Posted on juin 10, 2013
We have to recognize that, in any given situation, there can be many ways to see the Landscape, and while sifting this information through our minds, we must decide on a plan of action to best portray our impression, its effect on us, the prevalent mood we are experiencing. A single word can sometimes describe what we are seeing, though we may neglect to identify it. Soft, tenacious, isolated, nostalgic, expansive, peaceful, rhythmic, pristine, powerful, diminutive, minimalist, triumphant, joyous, delicate, oneiric and challenged are just a few. Our inner conversation ensues : I recognize these visual qualities, and sensing this theme, mood or impression, will select and emphasize it with my photographic choices in terms of technical process Shutterspeed, Aperture, Deth of Field , ISO choice etc..
Posted on mai 27, 2013
Simply put, Depth-Of-Field is how much of a photograph is in sharp focus from front to back. Professional photographers understand and use Depth Of Field, while most amateurs don’t. professionals know that they can’t leave this critical element to chance, or to the programmed whims of an automatic camera !
Landscapes Masters, Porter, Weston and Adams always tried to get everything in focus throughout their photographs, to the point of forming Group f/64 in 1932. Part of their original manifesto read : « The name of this Group is derived from a diaphragm number of the photographic lens. It signifies to a large extent the qualities of clearness and definition of the photographic image which is an important element in the work of members of this Group. »
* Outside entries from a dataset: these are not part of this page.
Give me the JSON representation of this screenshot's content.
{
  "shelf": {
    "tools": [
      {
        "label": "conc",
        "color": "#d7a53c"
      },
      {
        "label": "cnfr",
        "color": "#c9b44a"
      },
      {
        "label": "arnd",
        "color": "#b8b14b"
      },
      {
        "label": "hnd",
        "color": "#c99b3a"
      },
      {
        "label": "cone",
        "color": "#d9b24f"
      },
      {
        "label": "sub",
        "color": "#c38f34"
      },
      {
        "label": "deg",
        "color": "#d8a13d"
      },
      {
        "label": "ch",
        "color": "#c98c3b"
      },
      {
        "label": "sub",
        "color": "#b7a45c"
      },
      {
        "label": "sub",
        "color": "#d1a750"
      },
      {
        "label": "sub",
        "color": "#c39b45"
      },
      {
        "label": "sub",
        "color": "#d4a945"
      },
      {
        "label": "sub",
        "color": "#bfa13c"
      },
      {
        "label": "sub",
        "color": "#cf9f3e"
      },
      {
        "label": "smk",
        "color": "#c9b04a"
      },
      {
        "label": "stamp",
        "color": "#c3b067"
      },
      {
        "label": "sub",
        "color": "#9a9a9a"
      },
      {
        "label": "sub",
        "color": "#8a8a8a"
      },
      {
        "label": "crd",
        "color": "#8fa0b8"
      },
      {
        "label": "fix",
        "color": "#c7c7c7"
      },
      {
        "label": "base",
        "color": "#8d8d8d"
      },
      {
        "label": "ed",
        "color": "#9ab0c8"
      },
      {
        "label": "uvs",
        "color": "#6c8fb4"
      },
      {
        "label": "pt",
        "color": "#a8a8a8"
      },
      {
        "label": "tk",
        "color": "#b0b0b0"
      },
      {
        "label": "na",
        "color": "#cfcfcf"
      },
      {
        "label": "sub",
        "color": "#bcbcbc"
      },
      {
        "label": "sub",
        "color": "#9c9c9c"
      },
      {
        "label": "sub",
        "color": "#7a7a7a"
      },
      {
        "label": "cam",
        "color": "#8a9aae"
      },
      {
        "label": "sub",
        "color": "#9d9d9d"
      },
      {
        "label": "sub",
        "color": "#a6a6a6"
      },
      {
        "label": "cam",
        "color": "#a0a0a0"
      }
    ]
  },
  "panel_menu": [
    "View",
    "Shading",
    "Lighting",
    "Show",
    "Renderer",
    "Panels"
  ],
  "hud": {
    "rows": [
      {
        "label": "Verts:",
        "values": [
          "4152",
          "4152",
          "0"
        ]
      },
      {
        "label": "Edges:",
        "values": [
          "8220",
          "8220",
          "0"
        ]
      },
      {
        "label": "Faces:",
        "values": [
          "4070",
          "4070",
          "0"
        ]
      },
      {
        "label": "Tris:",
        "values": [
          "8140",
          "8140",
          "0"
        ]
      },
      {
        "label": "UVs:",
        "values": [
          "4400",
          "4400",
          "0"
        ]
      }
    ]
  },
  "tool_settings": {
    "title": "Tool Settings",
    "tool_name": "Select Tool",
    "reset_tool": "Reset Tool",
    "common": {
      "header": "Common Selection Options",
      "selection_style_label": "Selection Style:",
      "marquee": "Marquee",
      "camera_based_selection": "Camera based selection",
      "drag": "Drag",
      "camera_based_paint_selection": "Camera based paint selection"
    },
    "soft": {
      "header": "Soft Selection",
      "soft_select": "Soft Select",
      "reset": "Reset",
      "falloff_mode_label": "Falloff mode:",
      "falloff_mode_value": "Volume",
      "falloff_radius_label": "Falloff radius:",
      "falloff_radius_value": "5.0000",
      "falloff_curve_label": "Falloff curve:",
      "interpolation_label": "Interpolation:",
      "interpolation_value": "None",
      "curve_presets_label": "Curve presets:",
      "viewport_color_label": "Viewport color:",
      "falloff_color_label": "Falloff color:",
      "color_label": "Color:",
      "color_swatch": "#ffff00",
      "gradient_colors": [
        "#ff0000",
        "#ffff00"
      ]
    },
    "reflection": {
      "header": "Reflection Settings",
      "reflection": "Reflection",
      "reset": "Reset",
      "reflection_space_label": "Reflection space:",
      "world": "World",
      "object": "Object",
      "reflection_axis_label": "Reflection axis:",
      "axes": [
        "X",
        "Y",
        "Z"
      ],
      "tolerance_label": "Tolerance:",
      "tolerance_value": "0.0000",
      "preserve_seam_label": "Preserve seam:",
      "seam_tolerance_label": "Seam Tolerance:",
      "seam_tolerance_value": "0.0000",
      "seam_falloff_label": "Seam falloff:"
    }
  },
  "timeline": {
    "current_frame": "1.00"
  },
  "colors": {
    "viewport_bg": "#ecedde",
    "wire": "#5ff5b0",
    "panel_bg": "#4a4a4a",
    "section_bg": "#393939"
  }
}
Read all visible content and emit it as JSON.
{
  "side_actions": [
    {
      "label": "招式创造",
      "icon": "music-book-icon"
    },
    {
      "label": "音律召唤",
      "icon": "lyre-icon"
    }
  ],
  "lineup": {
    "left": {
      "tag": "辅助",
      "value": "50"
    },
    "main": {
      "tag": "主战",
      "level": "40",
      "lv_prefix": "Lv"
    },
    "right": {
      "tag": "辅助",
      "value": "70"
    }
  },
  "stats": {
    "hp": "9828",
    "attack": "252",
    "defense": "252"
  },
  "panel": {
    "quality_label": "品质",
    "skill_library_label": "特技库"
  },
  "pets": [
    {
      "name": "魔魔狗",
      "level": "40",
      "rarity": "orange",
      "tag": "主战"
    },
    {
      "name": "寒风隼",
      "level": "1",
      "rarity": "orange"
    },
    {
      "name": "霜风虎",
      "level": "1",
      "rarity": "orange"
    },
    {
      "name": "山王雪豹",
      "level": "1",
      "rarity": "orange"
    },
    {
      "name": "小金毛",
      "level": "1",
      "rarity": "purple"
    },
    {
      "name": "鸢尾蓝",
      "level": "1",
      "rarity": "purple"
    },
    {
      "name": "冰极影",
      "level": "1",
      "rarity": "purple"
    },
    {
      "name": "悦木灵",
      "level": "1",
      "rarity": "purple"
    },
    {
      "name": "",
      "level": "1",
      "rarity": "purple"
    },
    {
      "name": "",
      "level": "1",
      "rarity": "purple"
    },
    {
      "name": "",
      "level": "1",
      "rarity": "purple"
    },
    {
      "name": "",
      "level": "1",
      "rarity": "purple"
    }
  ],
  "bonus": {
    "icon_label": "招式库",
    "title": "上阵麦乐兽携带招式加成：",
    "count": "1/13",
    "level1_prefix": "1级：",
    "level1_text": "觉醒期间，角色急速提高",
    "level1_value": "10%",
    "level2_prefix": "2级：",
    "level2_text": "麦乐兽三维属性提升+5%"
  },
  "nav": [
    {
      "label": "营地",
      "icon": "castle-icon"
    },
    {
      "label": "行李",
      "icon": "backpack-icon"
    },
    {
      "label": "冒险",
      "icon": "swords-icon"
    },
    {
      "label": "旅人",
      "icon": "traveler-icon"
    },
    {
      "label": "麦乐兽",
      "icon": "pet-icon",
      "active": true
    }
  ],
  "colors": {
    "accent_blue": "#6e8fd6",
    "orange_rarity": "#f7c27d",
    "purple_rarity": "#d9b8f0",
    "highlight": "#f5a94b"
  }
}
Modern Photography aesthetics accept a wide range of styles, including more impressionistic looks. But in most landscapes images, everything should be in focus unless there’s a specific reason for not doing so – like creating a soft, impressionistic look, or focusing attention on one element.